2) Take the A/C to 116th St. on the assumption that it'll be quicker to walk across at 116th St. than it will be to walk across to Christopher St. and then take the 1 local all the way up. As it happens, there's a very sketchy park in the way.
In the con column, I was almost 20 minutes late to a talk at the Casa Hispánica. In the pro column, I am not dead. (It's been that kind of day.)
The good: Get oneself to A, take train to B, walk across the Columbia campus.
The bad: Take the train from A to B, walk to C.
The ugly (bonus map): Google Maps driving directions, which is the default output, include a figure eight off Riverside Drive.
Just to clarify, I wasn't looking at the Google map when I made my poor transit choice; rather, I was looking at this subway map that gives absolutely no indication of there being any kind of obstacle or alteration to the grid between the 116th St. A/C B/D stop and the Columbia campus:

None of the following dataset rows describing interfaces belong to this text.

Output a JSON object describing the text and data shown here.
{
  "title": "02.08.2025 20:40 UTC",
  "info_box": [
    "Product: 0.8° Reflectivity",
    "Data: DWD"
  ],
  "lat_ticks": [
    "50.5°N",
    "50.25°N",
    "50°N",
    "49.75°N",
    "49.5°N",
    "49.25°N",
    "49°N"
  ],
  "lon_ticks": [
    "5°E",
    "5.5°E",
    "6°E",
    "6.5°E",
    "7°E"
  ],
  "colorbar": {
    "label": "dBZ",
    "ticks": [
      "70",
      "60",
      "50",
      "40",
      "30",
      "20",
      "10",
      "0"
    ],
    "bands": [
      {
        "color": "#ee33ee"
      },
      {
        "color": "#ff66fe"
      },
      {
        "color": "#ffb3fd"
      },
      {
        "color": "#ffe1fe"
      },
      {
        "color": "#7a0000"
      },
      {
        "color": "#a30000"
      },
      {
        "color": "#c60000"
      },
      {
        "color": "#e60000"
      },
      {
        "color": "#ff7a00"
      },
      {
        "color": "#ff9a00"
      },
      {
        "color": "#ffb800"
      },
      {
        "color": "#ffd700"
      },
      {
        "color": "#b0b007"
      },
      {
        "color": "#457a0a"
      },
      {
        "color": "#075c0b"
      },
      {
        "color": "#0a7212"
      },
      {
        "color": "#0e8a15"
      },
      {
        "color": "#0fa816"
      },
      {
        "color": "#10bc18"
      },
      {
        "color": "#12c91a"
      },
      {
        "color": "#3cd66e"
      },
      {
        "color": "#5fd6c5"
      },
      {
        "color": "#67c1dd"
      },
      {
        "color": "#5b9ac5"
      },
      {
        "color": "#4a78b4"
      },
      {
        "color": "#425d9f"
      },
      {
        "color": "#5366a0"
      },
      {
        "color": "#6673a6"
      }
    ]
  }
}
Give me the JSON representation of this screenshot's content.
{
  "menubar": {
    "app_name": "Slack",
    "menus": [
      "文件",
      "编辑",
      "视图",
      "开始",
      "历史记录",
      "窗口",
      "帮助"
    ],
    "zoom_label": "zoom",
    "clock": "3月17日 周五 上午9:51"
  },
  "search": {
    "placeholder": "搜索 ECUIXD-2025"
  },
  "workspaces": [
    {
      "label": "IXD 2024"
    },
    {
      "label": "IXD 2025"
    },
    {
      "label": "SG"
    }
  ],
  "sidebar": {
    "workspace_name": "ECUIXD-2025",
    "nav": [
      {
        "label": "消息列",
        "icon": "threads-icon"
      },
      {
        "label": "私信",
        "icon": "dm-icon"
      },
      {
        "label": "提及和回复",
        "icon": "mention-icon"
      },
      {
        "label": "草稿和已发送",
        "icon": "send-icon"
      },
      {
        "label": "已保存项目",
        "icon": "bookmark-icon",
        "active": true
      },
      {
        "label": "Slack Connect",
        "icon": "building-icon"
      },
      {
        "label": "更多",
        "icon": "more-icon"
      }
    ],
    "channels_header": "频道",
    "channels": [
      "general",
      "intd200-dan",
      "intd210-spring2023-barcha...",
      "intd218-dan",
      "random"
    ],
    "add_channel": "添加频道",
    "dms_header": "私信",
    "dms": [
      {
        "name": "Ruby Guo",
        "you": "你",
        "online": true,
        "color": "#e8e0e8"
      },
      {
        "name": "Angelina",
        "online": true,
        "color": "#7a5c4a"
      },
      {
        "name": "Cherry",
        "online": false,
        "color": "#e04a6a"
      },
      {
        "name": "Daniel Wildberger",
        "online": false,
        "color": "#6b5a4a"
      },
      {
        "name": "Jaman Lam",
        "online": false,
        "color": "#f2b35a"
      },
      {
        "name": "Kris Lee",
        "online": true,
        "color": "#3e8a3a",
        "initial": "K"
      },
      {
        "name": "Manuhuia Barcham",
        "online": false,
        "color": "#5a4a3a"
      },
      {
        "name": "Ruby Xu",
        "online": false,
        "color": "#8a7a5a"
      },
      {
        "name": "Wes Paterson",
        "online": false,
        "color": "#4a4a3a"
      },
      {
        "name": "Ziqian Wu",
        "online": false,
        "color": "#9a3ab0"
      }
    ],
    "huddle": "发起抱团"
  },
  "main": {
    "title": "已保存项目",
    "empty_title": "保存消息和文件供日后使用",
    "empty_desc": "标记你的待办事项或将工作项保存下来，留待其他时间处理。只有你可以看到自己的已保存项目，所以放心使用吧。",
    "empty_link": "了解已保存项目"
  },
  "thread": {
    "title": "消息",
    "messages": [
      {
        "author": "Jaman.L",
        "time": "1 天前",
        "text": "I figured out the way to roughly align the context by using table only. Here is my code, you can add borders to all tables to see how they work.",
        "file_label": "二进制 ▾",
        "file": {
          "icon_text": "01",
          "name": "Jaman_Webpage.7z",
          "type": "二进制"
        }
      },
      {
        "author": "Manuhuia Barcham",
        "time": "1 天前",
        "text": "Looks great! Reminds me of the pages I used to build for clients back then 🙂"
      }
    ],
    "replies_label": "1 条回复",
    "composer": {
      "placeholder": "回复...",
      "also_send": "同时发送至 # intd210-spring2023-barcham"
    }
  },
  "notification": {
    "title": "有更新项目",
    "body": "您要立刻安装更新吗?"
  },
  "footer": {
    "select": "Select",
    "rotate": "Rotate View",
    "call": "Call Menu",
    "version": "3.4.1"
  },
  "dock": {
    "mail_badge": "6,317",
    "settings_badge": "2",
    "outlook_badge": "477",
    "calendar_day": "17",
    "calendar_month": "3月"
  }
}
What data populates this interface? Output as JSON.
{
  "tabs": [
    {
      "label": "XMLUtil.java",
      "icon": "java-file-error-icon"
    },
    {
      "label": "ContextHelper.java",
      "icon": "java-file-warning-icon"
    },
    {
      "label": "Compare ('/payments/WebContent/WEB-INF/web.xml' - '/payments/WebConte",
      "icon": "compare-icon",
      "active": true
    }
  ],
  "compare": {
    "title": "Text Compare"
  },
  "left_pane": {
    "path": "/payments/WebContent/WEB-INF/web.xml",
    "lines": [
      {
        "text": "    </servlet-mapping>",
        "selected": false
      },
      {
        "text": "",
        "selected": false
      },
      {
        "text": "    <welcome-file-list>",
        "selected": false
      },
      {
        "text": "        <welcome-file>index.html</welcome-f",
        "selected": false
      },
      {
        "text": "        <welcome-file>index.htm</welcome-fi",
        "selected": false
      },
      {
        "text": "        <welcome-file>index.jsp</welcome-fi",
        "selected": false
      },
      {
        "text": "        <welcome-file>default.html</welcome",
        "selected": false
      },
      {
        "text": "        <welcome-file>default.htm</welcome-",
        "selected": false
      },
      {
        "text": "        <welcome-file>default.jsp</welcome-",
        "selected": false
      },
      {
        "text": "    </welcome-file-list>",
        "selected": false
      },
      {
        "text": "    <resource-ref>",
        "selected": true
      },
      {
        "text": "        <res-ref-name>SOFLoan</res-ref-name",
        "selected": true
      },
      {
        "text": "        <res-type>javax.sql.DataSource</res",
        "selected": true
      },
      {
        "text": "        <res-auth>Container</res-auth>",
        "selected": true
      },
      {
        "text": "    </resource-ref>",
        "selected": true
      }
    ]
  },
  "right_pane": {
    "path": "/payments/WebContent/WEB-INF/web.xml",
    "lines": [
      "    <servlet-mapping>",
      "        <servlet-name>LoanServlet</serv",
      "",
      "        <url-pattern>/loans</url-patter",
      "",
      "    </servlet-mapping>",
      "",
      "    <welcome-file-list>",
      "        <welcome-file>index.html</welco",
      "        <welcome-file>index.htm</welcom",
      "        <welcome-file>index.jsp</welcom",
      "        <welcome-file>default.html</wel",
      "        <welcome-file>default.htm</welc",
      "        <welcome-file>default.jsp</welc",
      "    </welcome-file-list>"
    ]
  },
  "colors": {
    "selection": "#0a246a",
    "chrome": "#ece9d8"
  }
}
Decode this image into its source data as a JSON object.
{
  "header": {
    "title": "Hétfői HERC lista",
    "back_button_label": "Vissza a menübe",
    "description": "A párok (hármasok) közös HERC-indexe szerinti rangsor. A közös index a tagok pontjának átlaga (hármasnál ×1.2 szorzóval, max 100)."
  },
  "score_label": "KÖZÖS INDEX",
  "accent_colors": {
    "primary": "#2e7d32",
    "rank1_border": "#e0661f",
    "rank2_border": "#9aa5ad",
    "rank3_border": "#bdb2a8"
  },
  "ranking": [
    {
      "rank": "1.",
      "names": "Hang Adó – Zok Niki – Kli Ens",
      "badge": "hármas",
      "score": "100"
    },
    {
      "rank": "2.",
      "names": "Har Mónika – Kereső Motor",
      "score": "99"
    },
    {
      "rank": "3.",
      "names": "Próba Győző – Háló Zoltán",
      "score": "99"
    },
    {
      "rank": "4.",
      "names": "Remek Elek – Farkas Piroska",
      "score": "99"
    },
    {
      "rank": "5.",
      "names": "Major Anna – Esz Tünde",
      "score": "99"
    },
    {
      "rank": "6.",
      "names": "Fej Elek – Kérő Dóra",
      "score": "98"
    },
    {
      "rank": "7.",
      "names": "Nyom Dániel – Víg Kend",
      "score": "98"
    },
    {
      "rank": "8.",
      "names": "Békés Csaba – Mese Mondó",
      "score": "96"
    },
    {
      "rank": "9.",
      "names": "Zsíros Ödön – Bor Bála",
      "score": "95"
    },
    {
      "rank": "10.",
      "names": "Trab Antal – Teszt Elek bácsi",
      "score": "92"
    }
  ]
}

Furthermore, the subway map does show some of the city's smaller parks, like Washington Square Park down here by NYU, so I thought it was a fair assumption that no green space on the map meant no green space in reality. But map, as Jonathan Z. Smith reminds us, is not territory.
I've gotten really badly lost in Barcelona twice in my life, and ended up on those occasions wandering into two distinct bad neighborhoods. At that time, I remember thinking that it would be a good idea to have a sort of map that could reflect that information. I was reminded of that thought again last night.